Task objective ▸
Of all the lines in these entries, count those that contain "command" and give only the total.

Extracted data ▸
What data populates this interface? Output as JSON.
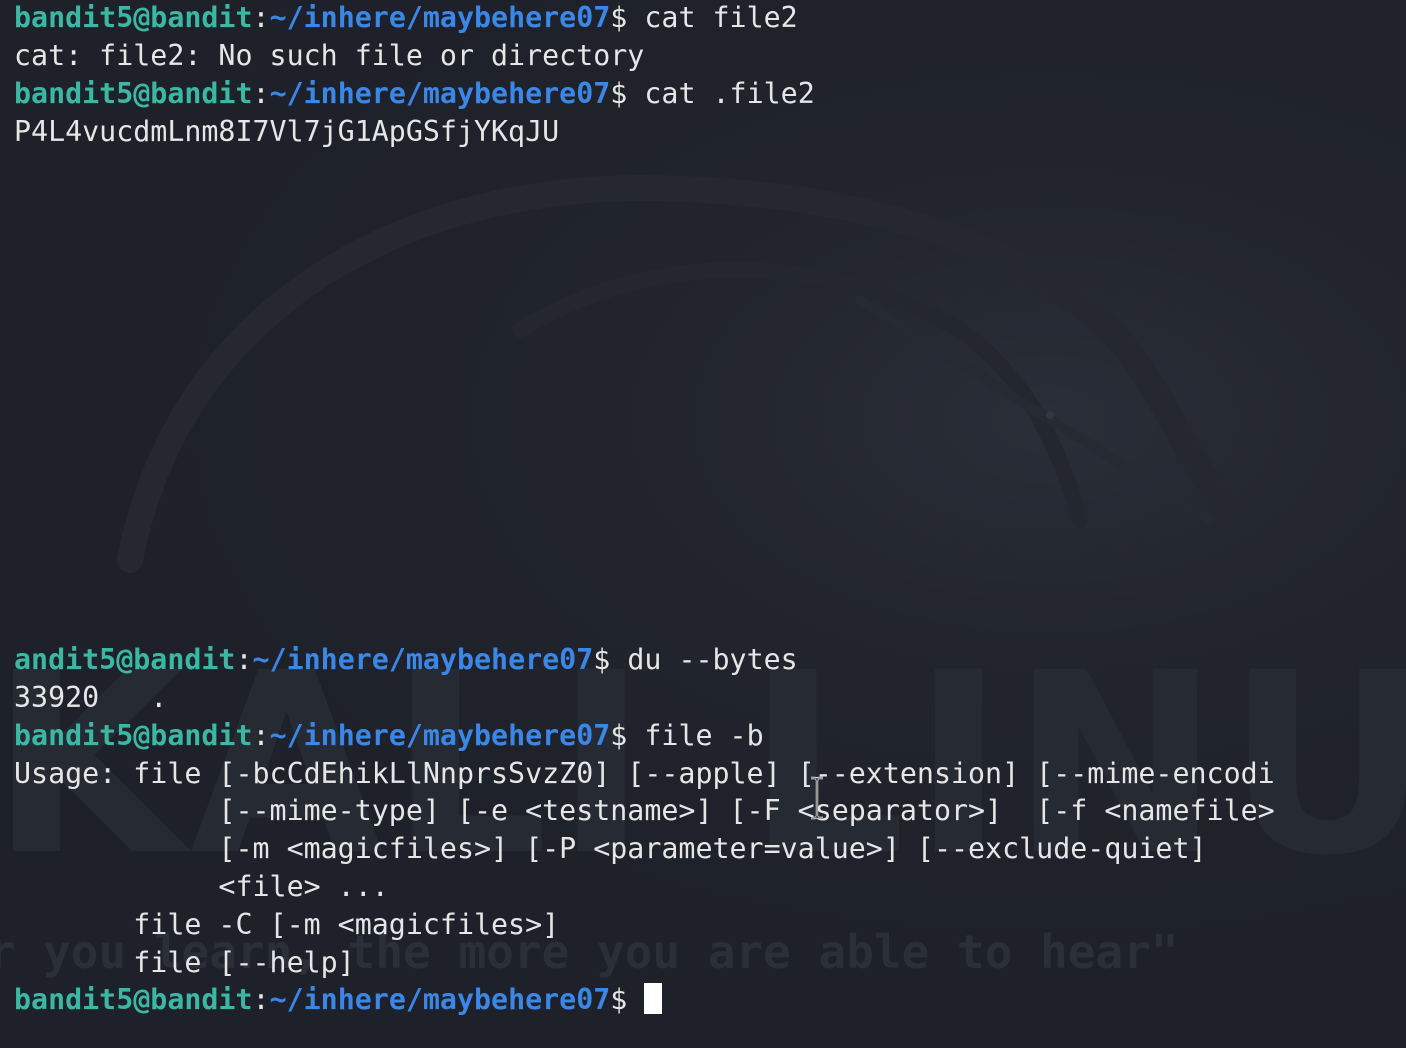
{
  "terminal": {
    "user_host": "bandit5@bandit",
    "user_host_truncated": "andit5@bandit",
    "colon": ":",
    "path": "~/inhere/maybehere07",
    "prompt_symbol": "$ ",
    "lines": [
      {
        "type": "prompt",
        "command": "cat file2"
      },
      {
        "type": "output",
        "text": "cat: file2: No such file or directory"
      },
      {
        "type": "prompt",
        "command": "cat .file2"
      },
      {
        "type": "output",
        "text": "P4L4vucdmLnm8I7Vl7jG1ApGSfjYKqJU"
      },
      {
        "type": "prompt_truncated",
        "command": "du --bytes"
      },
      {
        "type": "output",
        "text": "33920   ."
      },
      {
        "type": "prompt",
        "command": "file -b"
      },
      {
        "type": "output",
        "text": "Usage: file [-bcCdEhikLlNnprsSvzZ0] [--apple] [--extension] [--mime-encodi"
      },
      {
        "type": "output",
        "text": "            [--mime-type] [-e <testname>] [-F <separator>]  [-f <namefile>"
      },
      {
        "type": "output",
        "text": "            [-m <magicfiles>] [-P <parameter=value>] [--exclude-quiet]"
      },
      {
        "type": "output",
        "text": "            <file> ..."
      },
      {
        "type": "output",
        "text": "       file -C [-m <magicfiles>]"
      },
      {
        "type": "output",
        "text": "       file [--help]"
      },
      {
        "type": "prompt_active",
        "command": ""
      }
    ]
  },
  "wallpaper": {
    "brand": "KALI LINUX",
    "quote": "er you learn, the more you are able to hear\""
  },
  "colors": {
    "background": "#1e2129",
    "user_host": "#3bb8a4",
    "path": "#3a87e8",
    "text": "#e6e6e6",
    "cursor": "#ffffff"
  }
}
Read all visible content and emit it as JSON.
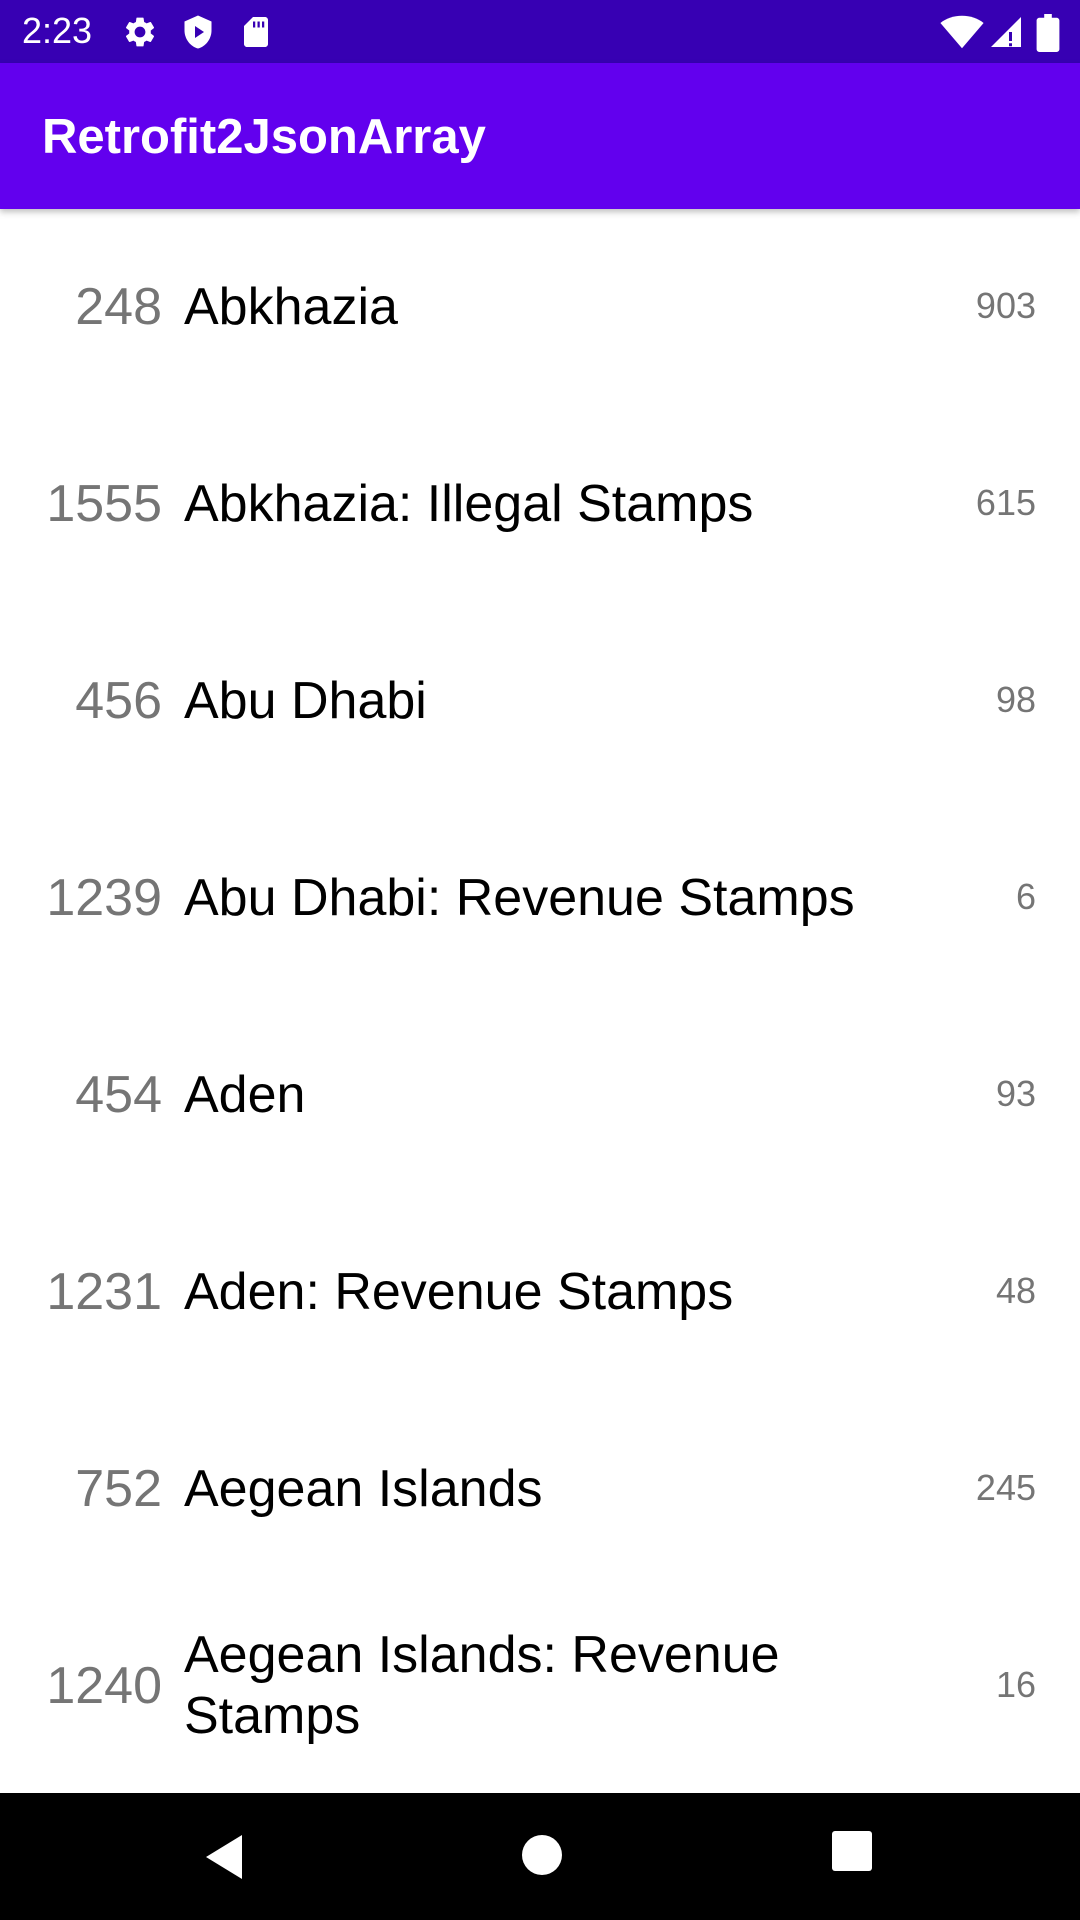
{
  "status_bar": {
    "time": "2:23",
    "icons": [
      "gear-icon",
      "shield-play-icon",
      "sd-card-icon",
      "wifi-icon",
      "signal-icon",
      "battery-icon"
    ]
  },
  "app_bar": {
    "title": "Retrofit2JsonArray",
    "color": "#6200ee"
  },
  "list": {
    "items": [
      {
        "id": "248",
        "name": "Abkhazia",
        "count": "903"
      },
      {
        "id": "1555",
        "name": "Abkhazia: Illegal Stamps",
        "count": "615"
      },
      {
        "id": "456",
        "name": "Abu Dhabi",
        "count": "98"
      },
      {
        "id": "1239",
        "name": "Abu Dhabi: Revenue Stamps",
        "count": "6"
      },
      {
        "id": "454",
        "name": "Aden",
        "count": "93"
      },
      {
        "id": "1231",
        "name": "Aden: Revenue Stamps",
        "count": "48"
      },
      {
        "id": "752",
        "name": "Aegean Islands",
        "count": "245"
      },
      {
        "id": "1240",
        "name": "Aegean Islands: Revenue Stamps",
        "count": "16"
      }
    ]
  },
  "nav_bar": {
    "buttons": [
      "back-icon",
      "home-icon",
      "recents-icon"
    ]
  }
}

Task answer ▸
5